Geographic Distribution of Each Variety
var. laciniata var. canescens
Fig. 1. The inflorescence (top) and fruit (bottom) of Atriplex canescens var. laciniata (left; from Ella Wash, Anza-Borrego Desert State Park, 12/4/2008) and var. canescens (right; top photo from Upper Coyote Canyon, Anza-Borrego Desert State Park, 10/29/2009; bottom photo from Cottonwood Trailhead near Banning Pass, 1/8/2015).
The first edition of the Jepson Manual (1996) gave two subspecies of Atriplex canescens: var. canescens and var. linearis. Var. macilenta was synonymized with ssp. canescens, and var. laciniata was said to be a form of both of these subspecies. Both of these latter two varieties have been resurrected in the second edition of the Jepson Manual (2012; henceforth JM2)
The JM2 key to distinguish these varieties is:4. Twigs generally slender; shrub 10–25 dm; leaves 10–35 mm, 1–3 mm wide; fruit bracts 4–8 mm, 4–6 mm wide ..... var. linearis

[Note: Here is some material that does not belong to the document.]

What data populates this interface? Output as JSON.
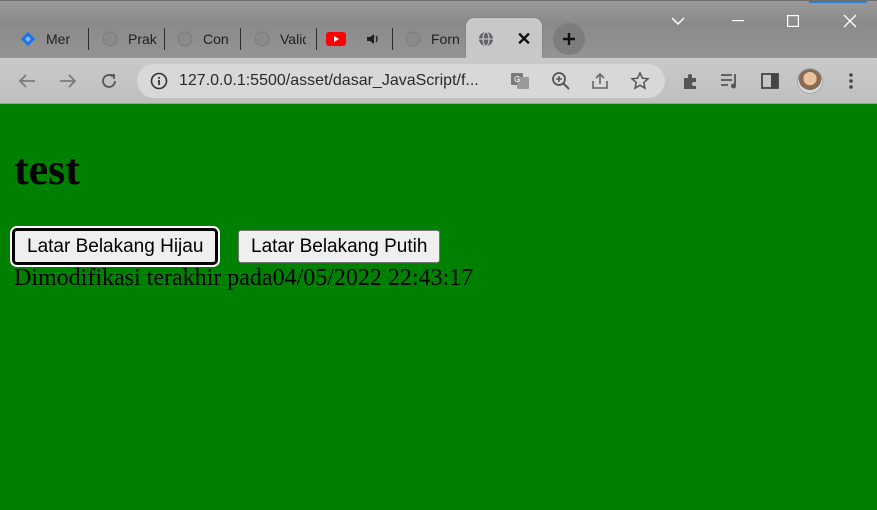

4' Twigs generally not slender; shrub 3–20 dm; leaves 10–50 mm, 2–8 mm wide; fruit bracts 4–25 mm, 4–12 mm wide5. Fruit bracts entire to dentate; widespread ..... var. canescens
5' Fruit bracts irregularly to deeply sharp-dentate; s California6. Plant generally 10–20 dm; fruit bract 6–12 mm, deeply sharp-dentate ..... var. laciniata
6' Plant generally 3–15 dm; fruit bract 4–8 mm, irregularly dentate ..... var. macilenta
The bract length and width is for the entire length and width of the fruit. The JM1 used the width of the wing, which is half the bract width.
The bract of var. linearis have dentate margins, and so are presumably similar to the bract of var. canescens. However, this picture shows some sharp lobes that are fairly deep on a plant that has the linear leaves of var. linearis.
Fig. 1 shows the bracts of var. canescens and var. laciniata.
The bracts of var. macilenta are shown in this picture, from this page that discusses the varieties in some detail.
The Flora of North America, which treats var. linearis as the species of A. linearis, gives some more insight into two of these varieties:var. macilenta, a high polyploid (x = 9), apparently arose through initial hybridization involving Atriplex canescens and one chromosomal race of A. polycarpa. It shares a similar morphology with the diploid A. linearis, with which it has been confused. That entity is present in the south California vicinity of both varieties macilenta and laciniata. It [A. linearis] differs in its very slender branchlets, less laciniate wings, and more elongate, elliptic leaves.
var. laciniata, also a high polyploid, is supposed to have originated through hybridization of Atriplex canescens with a second chromosomal race of A. polycarpa. It is certainly similar to but has larger and more apparently laciniate bract wings than A. canescens var. macilenta, which arose similarly but purportedly from a different chromosomal race of the same species.
Geographic Distribution of Each Species
Fig. 2 shows the geographic distribution of each of these species.
Fig. 2. The geographic distribution from vouchers of the four varieties. Note that some vouchers determined as var. canescens may actually be var. laciniata or macilenta, since those latter two varieties were treated as part of var. canescens in the JM1. Click on the maps for larger versions.
Copyright © 2015 by Tom Chester
Permission is freely granted to reproduce any or all of this page as long as credit is given to me at this source:
Comments and feedback: Tom Chester
Last update: 11 January 2015